  • The Abrahamic ideas are centered in having a great afterlife and guarantees that merely accepting the idea without a question is an assurance of this everlasting great wondrous afterlife. Such delusion and rabid doctrines push one deeper in malevolence and iniquity. Two variants of these doctrines are rampant all over – materialism with all its flashiness and attraction which hides its hollowness by a skin of hype and radical extremist ideas which promote mindless killing of innocents (even if they are of similar ideology, just to dominate other ideas). This lack of humanism and total lack of dharma perception aggrandized by a delusionary afterlife is a perfect antithesis of Sanatana Dharma. Can we call them Vigrahavan Adharmah?
 
  • The truths perceived within each level will not be perceptible at the others. To handle these extreme characters one cannot be relying on Sama Dana and Bheda. Danda is the only language understood by the vile. Dharma perception is totally absent and almost impossibility for such creatures. They operate at a level way below animals. If a nuclear battle is to ensue, will we be bringing sticks and clubs to the battlefront?
 
  • The dharmic scale is modeled more on the Richter scale used for depicting earthquake intensity. Every step increase or decrease represents an exponential jump in the intensity.

How can I map myself to this scale?

            We are neither in the league of Rama, Yudhishtra on one end or the evil terrorists on the other. On a practical front, how can I use this dharmic scale to progress along the road to dharma? This valid question must have arisen in the minds of the reader. Let me repackage the wisdom from the rishis and provide a step ladder.

            We, humans, do an action or even inaction only chasing the fruits it offers. The perception is definitely colored by our gunas. Yet the orientation of our activities are the fruits. This is very easily perceptible when we see Yudhishtra is inspired to lead a dharmic life, while the wicked Islamic terrorist blowing up himself as a human bomb to kill innocents is aspiring an imagined afterlife. So it is obvious that we must be easily fitting in this scale.
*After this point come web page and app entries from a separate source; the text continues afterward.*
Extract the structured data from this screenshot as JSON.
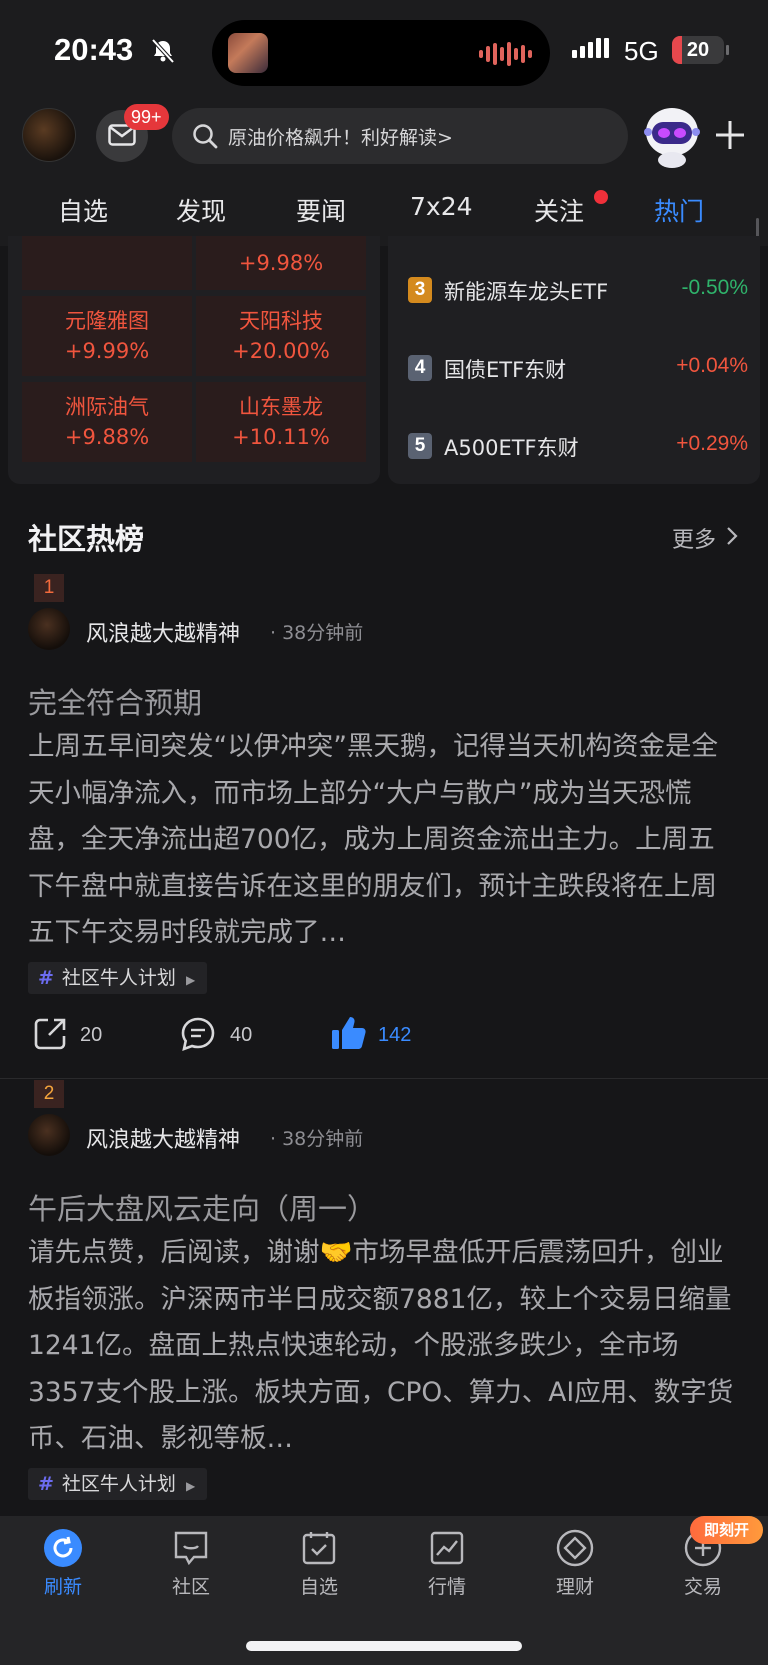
{
  "status_bar": {
    "time": "20:43",
    "network": "5G",
    "battery": "20",
    "battery_level": 0.2
  },
  "header": {
    "mail_badge": "99+",
    "search_text": "原油价格飙升！利好解读>"
  },
  "tabs": [
    {
      "label": "自选",
      "active": false
    },
    {
      "label": "发现",
      "active": false
    },
    {
      "label": "要闻",
      "active": false
    },
    {
      "label": "7x24",
      "active": false
    },
    {
      "label": "关注",
      "active": false,
      "dot": true
    },
    {
      "label": "热门",
      "active": true
    }
  ],
  "stock_grid": [
    {
      "name": "",
      "change": ""
    },
    {
      "name": "",
      "change": "+9.98%"
    },
    {
      "name": "元隆雅图",
      "change": "+9.99%"
    },
    {
      "name": "天阳科技",
      "change": "+20.00%"
    },
    {
      "name": "洲际油气",
      "change": "+9.88%"
    },
    {
      "name": "山东墨龙",
      "change": "+10.11%"
    }
  ],
  "etf_list": [
    {
      "rank": "3",
      "name": "新能源车龙头ETF",
      "change": "-0.50%",
      "direction": "down"
    },
    {
      "rank": "4",
      "name": "国债ETF东财",
      "change": "+0.04%",
      "direction": "up"
    },
    {
      "rank": "5",
      "name": "A500ETF东财",
      "change": "+0.29%",
      "direction": "up"
    }
  ],
  "community": {
    "title": "社区热榜",
    "more": "更多",
    "posts": [
      {
        "rank": "1",
        "author": "风浪越大越精神",
        "time": "38分钟前",
        "title": "完全符合预期",
        "body": "上周五早间突发“以伊冲突”黑天鹅，记得当天机构资金是全天小幅净流入，而市场上部分“大户与散户”成为当天恐慌盘，全天净流出超700亿，成为上周资金流出主力。上周五下午盘中就直接告诉在这里的朋友们，预计主跌段将在上周五下午交易时段就完成了…",
        "tag": "社区牛人计划",
        "shares": "20",
        "comments": "40",
        "likes": "142"
      },
      {
        "rank": "2",
        "author": "风浪越大越精神",
        "time": "38分钟前",
        "title": "午后大盘风云走向（周一）",
        "body": "请先点赞，后阅读，谢谢🤝市场早盘低开后震荡回升，创业板指领涨。沪深两市半日成交额7881亿，较上个交易日缩量1241亿。盘面上热点快速轮动，个股涨多跌少，全市场3357支个股上涨。板块方面，CPO、算力、AI应用、数字货币、石油、影视等板…",
        "tag": "社区牛人计划"
      }
    ]
  },
  "bottom_nav": [
    {
      "label": "刷新",
      "icon": "refresh-icon",
      "active": true
    },
    {
      "label": "社区",
      "icon": "community-icon",
      "active": false
    },
    {
      "label": "自选",
      "icon": "watchlist-icon",
      "active": false
    },
    {
      "label": "行情",
      "icon": "market-chart-icon",
      "active": false
    },
    {
      "label": "理财",
      "icon": "wealth-icon",
      "active": false
    },
    {
      "label": "交易",
      "icon": "trade-icon",
      "active": false
    }
  ],
  "promo_badge": "即刻开",
  "colors": {
    "accent": "#3a8bff",
    "up": "#f0553e",
    "down": "#2fb36b",
    "background": "#161618"
  }
}
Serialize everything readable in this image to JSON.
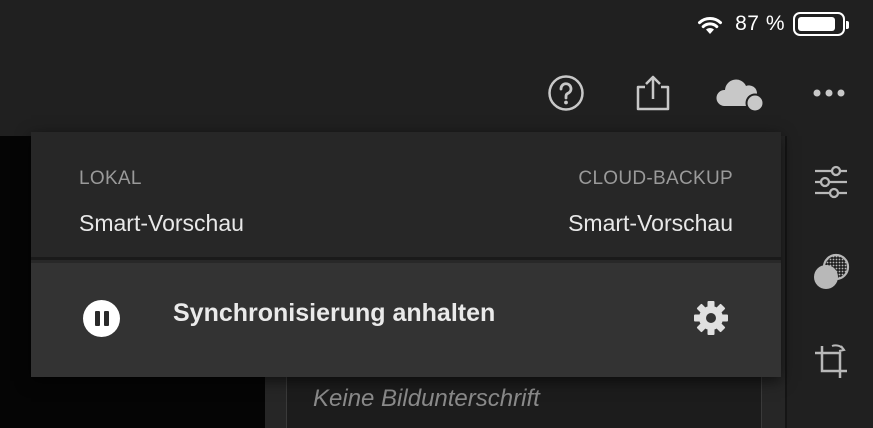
{
  "status_bar": {
    "battery_percent": "87 %",
    "battery_level": 0.87,
    "icons": [
      "wifi-icon",
      "battery-icon"
    ]
  },
  "toolbar": {
    "icons": [
      "help-icon",
      "share-icon",
      "cloud-sync-icon",
      "more-icon"
    ]
  },
  "sync_popover": {
    "local_label": "LOKAL",
    "local_value": "Smart-Vorschau",
    "cloud_label": "CLOUD-BACKUP",
    "cloud_value": "Smart-Vorschau",
    "pause_sync_label": "Synchronisierung anhalten",
    "icons": [
      "pause-icon",
      "settings-gear-icon"
    ]
  },
  "editor": {
    "caption_placeholder": "Keine Bildunterschrift"
  },
  "right_panel": {
    "icons": [
      "adjust-sliders-icon",
      "presets-icon",
      "crop-rotate-icon"
    ]
  },
  "colors": {
    "background": "#1e1e1e",
    "header": "#202020",
    "popover": "#282828",
    "popover_row": "#333333",
    "text_primary": "#e8e8e8",
    "text_secondary": "#9a9a9a"
  }
}
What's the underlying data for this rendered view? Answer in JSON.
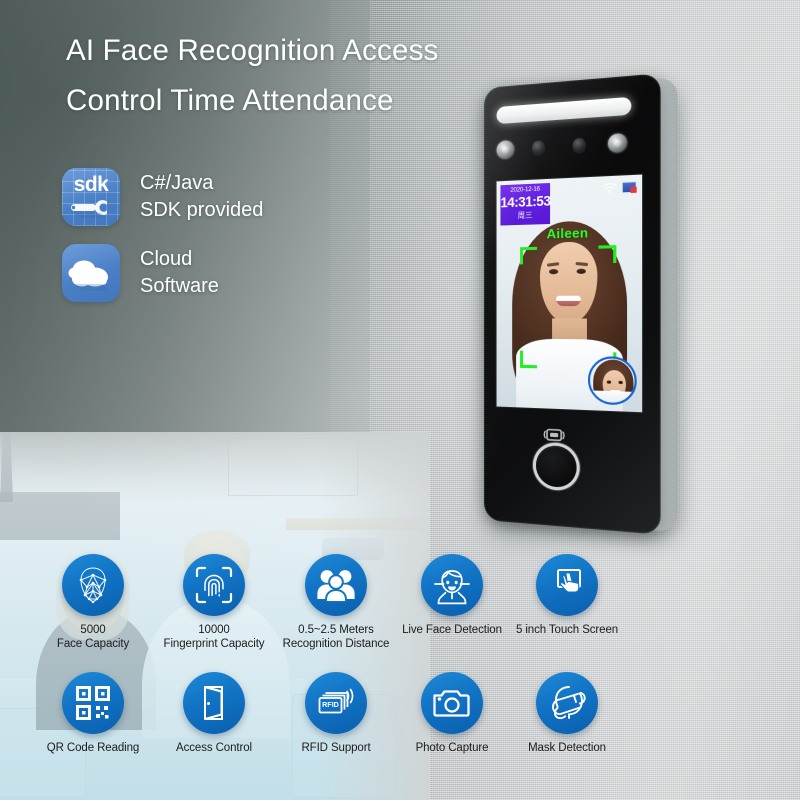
{
  "headline": "AI Face Recognition Access\nControl Time Attendance",
  "colors": {
    "accent_blue": "#1274c6",
    "badge_blue": "#4a7fc6",
    "screen_purple": "#5c17dd",
    "detect_green": "#22ee22",
    "thumb_ring_blue": "#1565d8",
    "alert_red": "#e33b3b"
  },
  "badges": [
    {
      "icon": "sdk-icon",
      "icon_text": "sdk",
      "label": "C#/Java\nSDK provided"
    },
    {
      "icon": "cloud-icon",
      "icon_text": "",
      "label": "Cloud\nSoftware"
    }
  ],
  "device": {
    "name": "face-recognition-terminal",
    "led_bar": "white-light-bar",
    "sensors": [
      "ir-light-left",
      "camera-left",
      "camera-right",
      "ir-light-right"
    ],
    "screen": {
      "date": "2020-12-16",
      "time": "14:31:53",
      "weekday": "周三",
      "person_name": "Aileen",
      "status_icons": [
        "wifi-icon",
        "network-icon"
      ],
      "detection_frame": "green-face-brackets",
      "thumbnail": "matched-face-thumbnail"
    },
    "card_reader_icon": "rfid-card-icon",
    "fingerprint_sensor": "fingerprint-button"
  },
  "features": [
    {
      "icon": "face-mesh-icon",
      "label": "5000\nFace Capacity"
    },
    {
      "icon": "fingerprint-scan-icon",
      "label": "10000\nFingerprint Capacity"
    },
    {
      "icon": "people-group-icon",
      "label": "0.5~2.5 Meters\nRecognition Distance"
    },
    {
      "icon": "live-face-icon",
      "label": "Live Face Detection"
    },
    {
      "icon": "touch-screen-icon",
      "label": "5 inch Touch Screen"
    },
    {
      "icon": "qr-code-icon",
      "label": "QR Code Reading"
    },
    {
      "icon": "open-door-icon",
      "label": "Access Control"
    },
    {
      "icon": "rfid-card-icon",
      "label": "RFID Support"
    },
    {
      "icon": "camera-icon",
      "label": "Photo Capture"
    },
    {
      "icon": "face-mask-icon",
      "label": "Mask Detection"
    }
  ]
}
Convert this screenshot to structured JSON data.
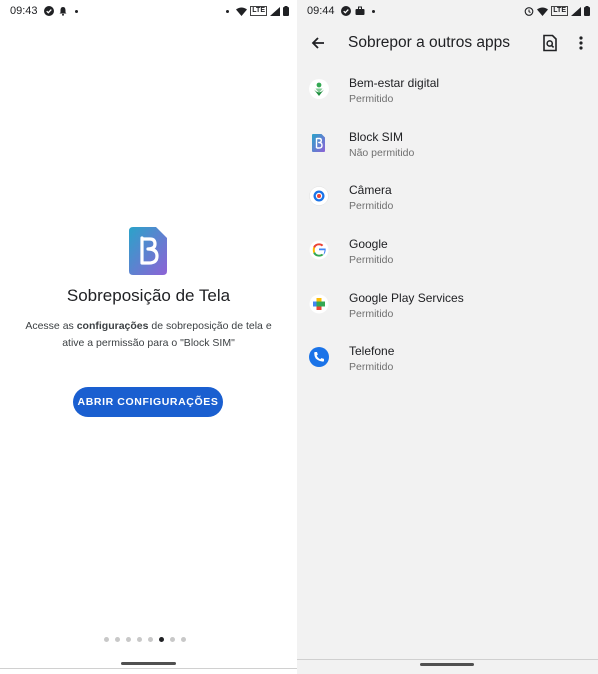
{
  "left": {
    "status": {
      "time": "09:43"
    },
    "onboarding": {
      "title": "Sobreposição de Tela",
      "desc_prefix": "Acesse as ",
      "desc_bold": "configurações",
      "desc_suffix": " de sobreposição de tela e ative a permissão para o \"Block SIM\"",
      "button": "ABRIR CONFIGURAÇÕES"
    },
    "pager": {
      "total": 8,
      "active_index": 5
    }
  },
  "right": {
    "status": {
      "time": "09:44"
    },
    "appbar": {
      "title": "Sobrepor a outros apps"
    },
    "apps": [
      {
        "name": "Bem-estar digital",
        "status": "Permitido",
        "icon": "digital-wellbeing-icon"
      },
      {
        "name": "Block SIM",
        "status": "Não permitido",
        "icon": "block-sim-icon"
      },
      {
        "name": "Câmera",
        "status": "Permitido",
        "icon": "camera-icon"
      },
      {
        "name": "Google",
        "status": "Permitido",
        "icon": "google-icon"
      },
      {
        "name": "Google Play Services",
        "status": "Permitido",
        "icon": "google-play-services-icon"
      },
      {
        "name": "Telefone",
        "status": "Permitido",
        "icon": "phone-icon"
      }
    ]
  },
  "colors": {
    "accent": "#1a5fd0",
    "logo_gradient": [
      "#2aa3c9",
      "#8e62d6"
    ]
  }
}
This is the first step where we are intensely bound to the fruits we desire to produce – Karmaphala Badha (Bound to the fruits of Karma)

            The next rung is typified by the ones who are duty conscious. Many of our good actions fall in this category like taking good care of children or parents in their old age. The dominant driving factor is good karma that is based on dharma – Karma Badha (Bound to good karma). Though superior to the former, it still is governed by the laws of Karma. Samsaric distractions can quickly push us to the first category.

            The highest rung in this dharmic ladder is to live a life of dharma. To follow the highest dharma perceptible and as elucidated by the lives of great mahatmas. We are increasingly Sattvic and dharmic in our outlook – Dharma Badha (Bound by Dharma). This step leads us quickly to Moksha. This step also leads to immense prosperity of the society. Artha and Kama come effortlessly to the ones who are steadfast in Dharma.

            May we all aspire to increase our Sattva and be Dharma Badha.

Om Tat Sat

No comments:

Post a Comment